By providing these images online, Library and Archives Canada (LAC) is now offering all immigration records containing nominal information for immigrants from 1865 to 1935 in its custody. Discover these valuable resources with the Microform Digitization research tool, which allows you to browse, page by page, the border entry records.
For more information on recent announcements at LAC, visit “News”.
When searching for archival material (i.e., diaries, photographs etc.), use Archives Search. You will be able to search database records, known as “archival descriptions”. Sometimes the contents of the record have not yet been digitized. When this is the case, use one of the following methods to consult the material:
For Published Material – Use Library Search/AMICUS
When searching for published material (i.e., books, newspapers, etc.), use either our Library Search or, for more search features, use our AMICUS catalogue. The search results will often be database records (known as “bibliographic records”) and not full-text online documents. There are three ways you may consult the material:
In person at 395 Wellington Street, Ottawa: You may order published materials in advance of your visit. Please contact us by telephone and select option 8 in the automated menu. You may request up to five items per day.
Library and Archives Canada (LAC) has over 2,300 Canadian newspapers dating back to the mid-1700s, which you can access on microfilm reels or microfiche cards. Begin your research with our Geographical List, which provides the titles of community newspapers held at LAC for a given time period.

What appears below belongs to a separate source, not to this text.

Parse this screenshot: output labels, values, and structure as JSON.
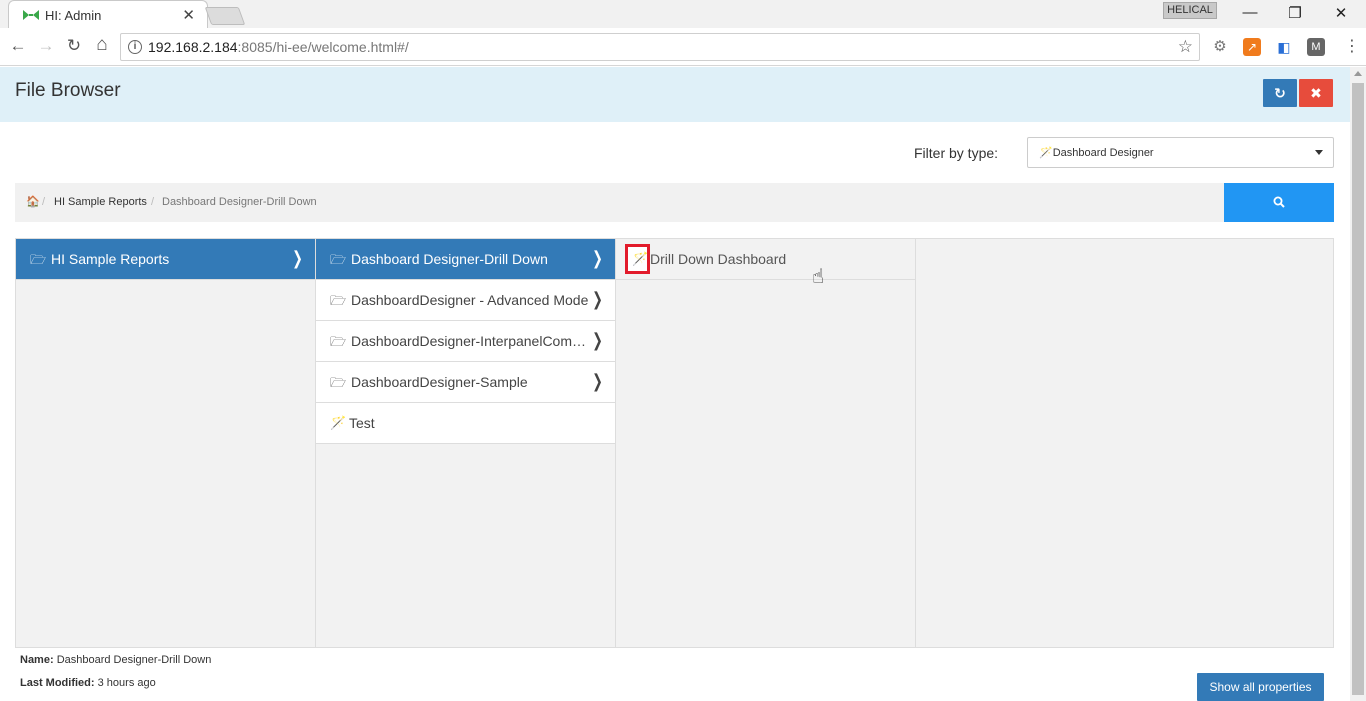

For example, to find news coverage of Queen Elizabeth II touring Rimouski,Quebec, in November 1951, on her first royal visit to Canada as Princess Elizabeth, you would follow these steps:
A list of localities will appear for Quebec. Select Rimouski – Sweetsburg. You will find a list of 14 newspapers for Rimouski,Quebec, with titles appearing in red. Each title is followed by a shelf number (e.g., NJ.FM.2006), a range of dates* (e.g., ja 2001–nov 2004), and an AMICUS number (e.g., AN 9745700).
The fourth title, L’Écho du Bas St-Laurent, shows the range of dates 3 mr 1933–29 av 1970. This means that LAC has that newspaper on microfilm from March 3, 1933, to April 29, 1970.
Now that you have found a newspaper likely to have covered the event in 1951, write down the AMICUS number—in this case AN 7419576. You will need it to order the microfilm reel for consultation.